In September, a lower court granted Mary Winkler visitation with her daughters, mandating that the visits be supervised by a guardian to represent the children's interests, as well as by the couple Mary Winkler is living with or her sister. A subsequent appeal by the Winklers was denied.
The Winklers requested that if a court grants visitation at all, it should be under the supervision of a professional counselor. Several experts who testified in a September hearing on the matter said as much, the Winklers said in their filing.
Also in September, witnesses testified the children "exhibit fear and confusion" toward their mother "and her role in their father's death," the Winklers said.
One expert quoted Patricia as saying her mother killed her father and "I don't know if she will kill me. I want to ask her if she would do that to me. It scares me, kind of; if she did, well, I guess I would see my father," according to court documents.
The Winklers also said that after telephone calls with their mother, the girls experienced "urination accidents, sleeping problems, graphic nightmares and sleepwalking. ... It is evident that the children will have difficulty reconnecting with [their mother]. If visitation is determined to be appropriate at all under these circumstances, it is in the children's best interests to have a professional counselor present."
The couple said the court made a mistake by not appointing a guardian until after the September hearing.
After the March 22, 2006, slaying of Matthew Winkler, Mary Winkler fled with the children to the Alabama coast, where she was arrested.

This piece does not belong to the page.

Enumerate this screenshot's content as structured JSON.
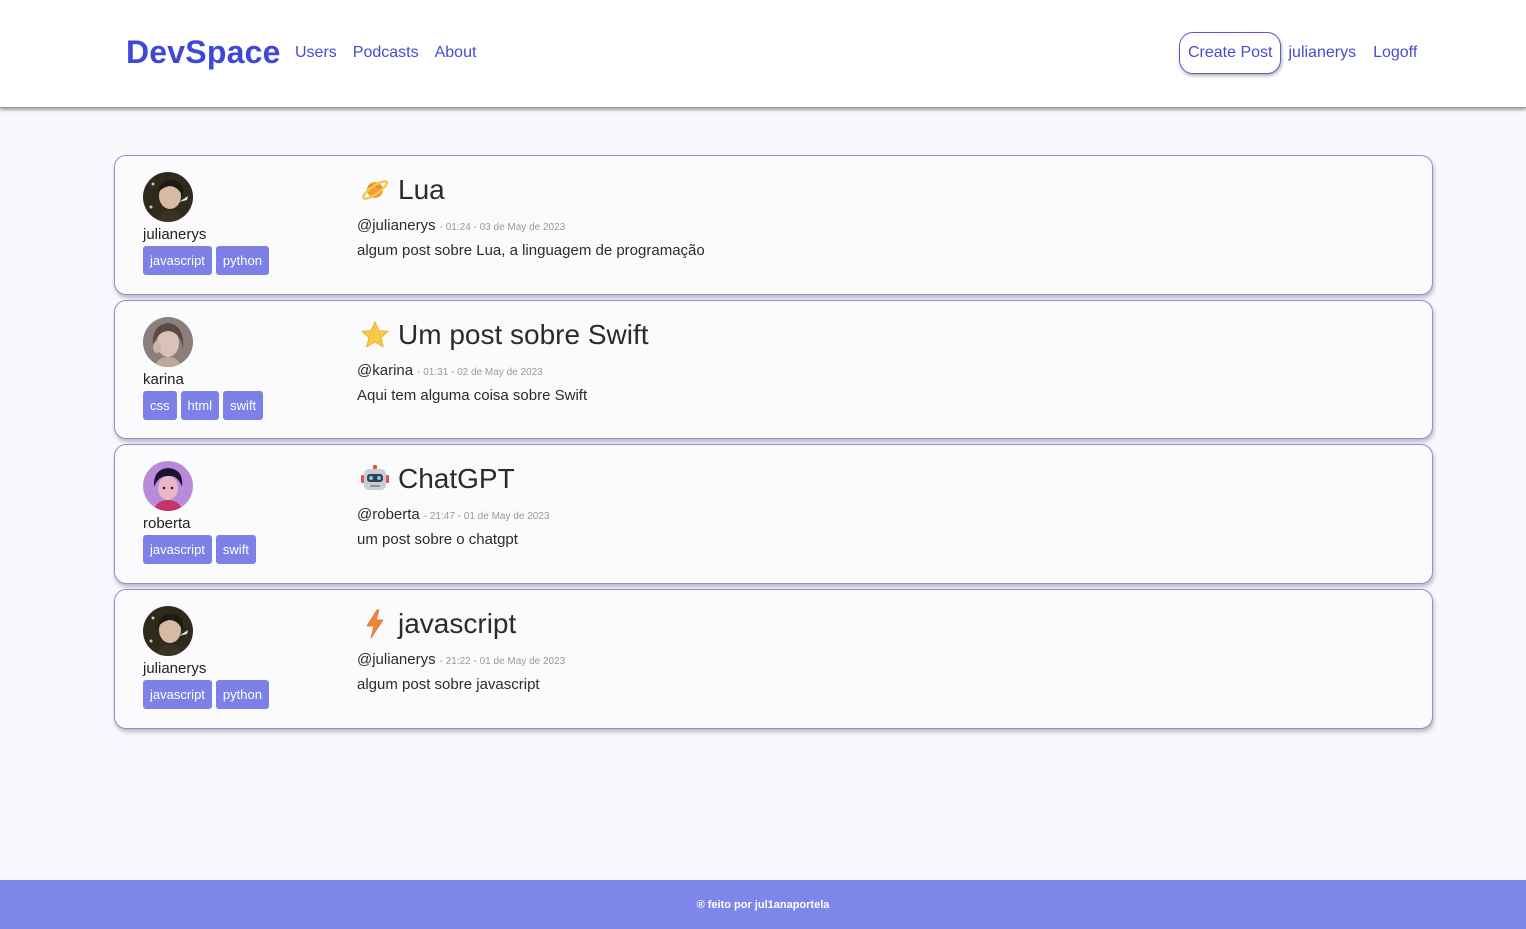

She said during a September appearance on "The Oprah Winfrey Show" that she never expected to get away with killing her husband and she fled in order to be with her daughters and "have some good times."
She also said she did not think her sentence was long enough.
"There's no amount of time I think you can put on something like this. I was just ready for them to lock the door and throw away the key," Mary Winkler said.
During the trial, her former father-in-law testified that his son had never been violent.
Diane Winkler chastised Mary Winkler for never apologizing to his parents or children. During her Oprah appearance, Mary Winkler said she would like a chance to sit down with the Winklers, saying she loves them, misses them and prays for them daily.
Asked what she would say to them, Mary Winkler said she couldn't pare it down to two or three sentences. "Just when that time comes, my heart will tell me what to say," she said. E-mail to a friend